FES 720 Introduction to R

Statistical Approaches

Three distinct goals for which one might use statistics:

  1. Hypothesis testing
  1. Prediction
  1. Exploration

Which of these you are up to should be determined before you start (collecting and) analyzing the data.

These goals overlap with the summary statistics provided for statistical models.

It is possible to do an approach using the same statistical techniques; but, some techniques are not appropriate for some approaches.

  1. p-value—used in a hypothetico-deductive framework telling us the probability the signal could have been observed by chance (e.g., does nitrogen increase crop yield?)
  2. coefficient estimate—the biological significance (e.g., how much does crop yield increase given a level of nitrogen addition?)
  3. R2—how much what we are studying explains vs the other sources of variation (e.g., how much of the variation in crop yield is due to nitrogen). How well/competely do we understand the system?

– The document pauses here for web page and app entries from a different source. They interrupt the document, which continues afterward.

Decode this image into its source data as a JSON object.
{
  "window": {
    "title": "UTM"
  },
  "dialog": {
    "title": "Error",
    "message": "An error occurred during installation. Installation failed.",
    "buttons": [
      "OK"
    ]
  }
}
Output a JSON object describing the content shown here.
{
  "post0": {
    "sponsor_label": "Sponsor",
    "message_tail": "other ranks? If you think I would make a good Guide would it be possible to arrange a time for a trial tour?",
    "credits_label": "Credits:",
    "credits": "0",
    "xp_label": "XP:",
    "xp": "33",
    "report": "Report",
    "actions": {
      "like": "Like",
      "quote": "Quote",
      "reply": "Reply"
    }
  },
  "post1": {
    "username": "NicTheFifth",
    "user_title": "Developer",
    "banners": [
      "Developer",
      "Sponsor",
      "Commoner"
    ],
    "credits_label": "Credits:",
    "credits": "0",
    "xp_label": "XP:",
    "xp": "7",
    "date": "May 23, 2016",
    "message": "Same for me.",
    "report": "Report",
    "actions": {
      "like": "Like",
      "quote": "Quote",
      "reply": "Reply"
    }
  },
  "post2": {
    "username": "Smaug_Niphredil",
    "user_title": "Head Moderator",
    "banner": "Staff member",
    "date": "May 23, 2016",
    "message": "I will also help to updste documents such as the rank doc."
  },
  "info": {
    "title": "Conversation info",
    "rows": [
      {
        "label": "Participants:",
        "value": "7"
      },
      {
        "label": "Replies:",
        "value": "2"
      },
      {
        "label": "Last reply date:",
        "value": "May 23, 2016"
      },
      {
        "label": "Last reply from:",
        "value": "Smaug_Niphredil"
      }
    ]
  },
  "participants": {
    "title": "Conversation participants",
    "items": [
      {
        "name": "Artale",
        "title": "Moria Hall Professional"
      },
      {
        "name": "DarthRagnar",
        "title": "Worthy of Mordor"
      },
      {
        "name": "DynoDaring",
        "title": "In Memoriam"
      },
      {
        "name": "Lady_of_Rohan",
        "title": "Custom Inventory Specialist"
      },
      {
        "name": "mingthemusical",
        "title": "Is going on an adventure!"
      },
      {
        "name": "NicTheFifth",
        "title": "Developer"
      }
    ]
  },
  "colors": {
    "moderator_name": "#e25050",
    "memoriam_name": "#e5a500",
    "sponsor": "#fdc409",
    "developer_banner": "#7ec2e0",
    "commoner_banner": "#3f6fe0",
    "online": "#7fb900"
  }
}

Much of science is focussed on p-values to the detriment of other information: A p < 0.05 with an effect size of 0.1% and R2 of 3% is not that useful!

Many ‘exploratory’ analysis are portrayed as hypothesis-testing. e.g.,

Example techniques

1. Hypothesis testing

2. Prediction

3. Exploration